- _Records to use_:
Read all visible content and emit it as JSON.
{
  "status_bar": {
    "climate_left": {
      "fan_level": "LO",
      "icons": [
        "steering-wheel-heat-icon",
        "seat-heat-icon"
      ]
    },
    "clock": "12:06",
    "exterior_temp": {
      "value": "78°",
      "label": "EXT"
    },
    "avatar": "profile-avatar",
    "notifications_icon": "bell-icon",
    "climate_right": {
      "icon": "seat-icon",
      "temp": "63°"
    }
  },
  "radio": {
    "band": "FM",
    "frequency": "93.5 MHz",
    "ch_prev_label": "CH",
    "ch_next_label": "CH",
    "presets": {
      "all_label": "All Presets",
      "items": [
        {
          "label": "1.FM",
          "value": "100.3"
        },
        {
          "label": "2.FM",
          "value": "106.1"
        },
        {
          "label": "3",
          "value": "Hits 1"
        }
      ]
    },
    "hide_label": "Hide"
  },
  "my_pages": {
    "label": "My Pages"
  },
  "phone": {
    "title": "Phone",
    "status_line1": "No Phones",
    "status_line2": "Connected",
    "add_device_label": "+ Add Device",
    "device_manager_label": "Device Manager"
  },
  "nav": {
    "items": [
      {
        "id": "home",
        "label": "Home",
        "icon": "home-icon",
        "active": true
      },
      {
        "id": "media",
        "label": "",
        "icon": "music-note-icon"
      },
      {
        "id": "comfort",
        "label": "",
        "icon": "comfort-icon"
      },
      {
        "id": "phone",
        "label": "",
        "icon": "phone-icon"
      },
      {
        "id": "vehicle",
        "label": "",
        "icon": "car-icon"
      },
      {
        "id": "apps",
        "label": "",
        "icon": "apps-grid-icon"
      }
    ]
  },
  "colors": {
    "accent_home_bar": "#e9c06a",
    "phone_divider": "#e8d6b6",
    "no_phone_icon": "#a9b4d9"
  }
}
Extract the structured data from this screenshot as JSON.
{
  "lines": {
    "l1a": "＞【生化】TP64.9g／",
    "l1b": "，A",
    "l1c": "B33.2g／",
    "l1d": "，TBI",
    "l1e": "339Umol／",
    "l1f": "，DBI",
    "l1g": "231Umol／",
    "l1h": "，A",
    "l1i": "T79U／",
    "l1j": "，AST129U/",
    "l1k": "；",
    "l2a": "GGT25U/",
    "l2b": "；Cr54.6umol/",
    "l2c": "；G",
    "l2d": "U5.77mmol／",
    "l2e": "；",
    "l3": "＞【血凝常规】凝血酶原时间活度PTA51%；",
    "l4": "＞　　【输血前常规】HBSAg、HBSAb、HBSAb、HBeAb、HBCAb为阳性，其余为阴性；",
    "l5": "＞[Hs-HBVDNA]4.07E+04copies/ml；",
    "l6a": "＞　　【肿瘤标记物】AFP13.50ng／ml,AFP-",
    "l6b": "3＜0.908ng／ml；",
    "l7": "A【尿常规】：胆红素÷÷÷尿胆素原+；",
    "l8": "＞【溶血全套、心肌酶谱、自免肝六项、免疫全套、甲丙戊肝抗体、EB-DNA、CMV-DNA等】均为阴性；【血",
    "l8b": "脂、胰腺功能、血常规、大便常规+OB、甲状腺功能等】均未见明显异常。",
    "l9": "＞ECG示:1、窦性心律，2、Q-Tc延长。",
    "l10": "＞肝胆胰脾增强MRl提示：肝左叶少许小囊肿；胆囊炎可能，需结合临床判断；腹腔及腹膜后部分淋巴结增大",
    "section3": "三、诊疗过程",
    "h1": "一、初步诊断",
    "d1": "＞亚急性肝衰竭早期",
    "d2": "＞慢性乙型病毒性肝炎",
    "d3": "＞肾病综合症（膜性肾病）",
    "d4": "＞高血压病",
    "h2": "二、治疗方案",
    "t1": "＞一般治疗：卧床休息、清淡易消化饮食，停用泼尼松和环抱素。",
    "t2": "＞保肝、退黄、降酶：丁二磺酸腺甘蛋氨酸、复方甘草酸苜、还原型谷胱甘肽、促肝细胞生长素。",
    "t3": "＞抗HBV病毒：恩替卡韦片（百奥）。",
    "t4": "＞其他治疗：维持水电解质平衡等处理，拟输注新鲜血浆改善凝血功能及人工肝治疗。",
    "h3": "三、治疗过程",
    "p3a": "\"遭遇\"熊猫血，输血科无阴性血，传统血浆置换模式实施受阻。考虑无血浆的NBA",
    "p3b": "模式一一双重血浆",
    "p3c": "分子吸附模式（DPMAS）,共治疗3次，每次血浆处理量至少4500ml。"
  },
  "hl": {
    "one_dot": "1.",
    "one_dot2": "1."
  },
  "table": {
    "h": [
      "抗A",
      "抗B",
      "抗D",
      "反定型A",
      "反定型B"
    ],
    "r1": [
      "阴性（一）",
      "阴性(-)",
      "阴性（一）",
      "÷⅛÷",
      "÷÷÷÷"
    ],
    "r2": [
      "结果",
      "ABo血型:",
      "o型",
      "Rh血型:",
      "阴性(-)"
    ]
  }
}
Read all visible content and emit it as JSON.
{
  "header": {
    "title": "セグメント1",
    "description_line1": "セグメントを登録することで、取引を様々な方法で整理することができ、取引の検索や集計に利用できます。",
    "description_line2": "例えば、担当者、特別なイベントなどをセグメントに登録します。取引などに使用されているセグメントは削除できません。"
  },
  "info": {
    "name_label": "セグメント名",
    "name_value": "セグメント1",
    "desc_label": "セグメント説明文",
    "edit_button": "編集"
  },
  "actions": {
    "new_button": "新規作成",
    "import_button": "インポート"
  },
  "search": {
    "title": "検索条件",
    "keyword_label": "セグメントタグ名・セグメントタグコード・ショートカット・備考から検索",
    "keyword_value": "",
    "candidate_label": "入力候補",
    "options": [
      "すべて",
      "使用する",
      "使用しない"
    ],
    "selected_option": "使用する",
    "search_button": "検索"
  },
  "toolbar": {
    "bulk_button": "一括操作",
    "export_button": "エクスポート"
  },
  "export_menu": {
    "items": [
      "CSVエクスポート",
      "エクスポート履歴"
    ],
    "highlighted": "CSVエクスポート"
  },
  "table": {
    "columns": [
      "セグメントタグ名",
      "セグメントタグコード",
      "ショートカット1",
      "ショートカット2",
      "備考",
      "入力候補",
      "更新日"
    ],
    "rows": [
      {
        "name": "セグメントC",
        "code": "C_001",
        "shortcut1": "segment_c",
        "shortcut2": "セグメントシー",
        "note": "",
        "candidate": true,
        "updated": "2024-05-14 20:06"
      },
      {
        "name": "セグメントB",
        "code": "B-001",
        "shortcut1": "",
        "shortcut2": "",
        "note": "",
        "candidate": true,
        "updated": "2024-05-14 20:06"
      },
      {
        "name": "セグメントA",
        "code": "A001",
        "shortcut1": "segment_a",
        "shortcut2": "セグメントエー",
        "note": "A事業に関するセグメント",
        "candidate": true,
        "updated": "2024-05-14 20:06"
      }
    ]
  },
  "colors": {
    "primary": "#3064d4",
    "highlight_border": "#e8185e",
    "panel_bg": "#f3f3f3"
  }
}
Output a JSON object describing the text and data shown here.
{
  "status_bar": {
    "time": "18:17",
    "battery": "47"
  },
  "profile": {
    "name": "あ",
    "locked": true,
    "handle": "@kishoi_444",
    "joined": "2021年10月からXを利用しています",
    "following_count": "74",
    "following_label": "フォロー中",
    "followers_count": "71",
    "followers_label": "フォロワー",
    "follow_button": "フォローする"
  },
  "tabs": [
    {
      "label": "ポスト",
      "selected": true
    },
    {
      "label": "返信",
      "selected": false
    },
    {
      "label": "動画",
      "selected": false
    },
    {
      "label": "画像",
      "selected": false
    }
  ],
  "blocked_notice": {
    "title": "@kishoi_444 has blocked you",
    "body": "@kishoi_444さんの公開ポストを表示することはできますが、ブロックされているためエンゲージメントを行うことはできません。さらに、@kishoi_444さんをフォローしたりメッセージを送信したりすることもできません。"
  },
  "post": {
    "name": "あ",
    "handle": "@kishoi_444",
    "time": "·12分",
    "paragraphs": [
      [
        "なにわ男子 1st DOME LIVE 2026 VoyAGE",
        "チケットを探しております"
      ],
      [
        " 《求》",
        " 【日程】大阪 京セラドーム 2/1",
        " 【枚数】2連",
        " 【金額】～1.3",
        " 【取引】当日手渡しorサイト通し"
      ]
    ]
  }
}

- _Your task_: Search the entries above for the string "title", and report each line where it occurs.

- _Response for this exercise_:
    "title": "Phone",
    "title": "セグメント1",
    "title": "検索条件",
    "title": "@kishoi_444 has blocked you",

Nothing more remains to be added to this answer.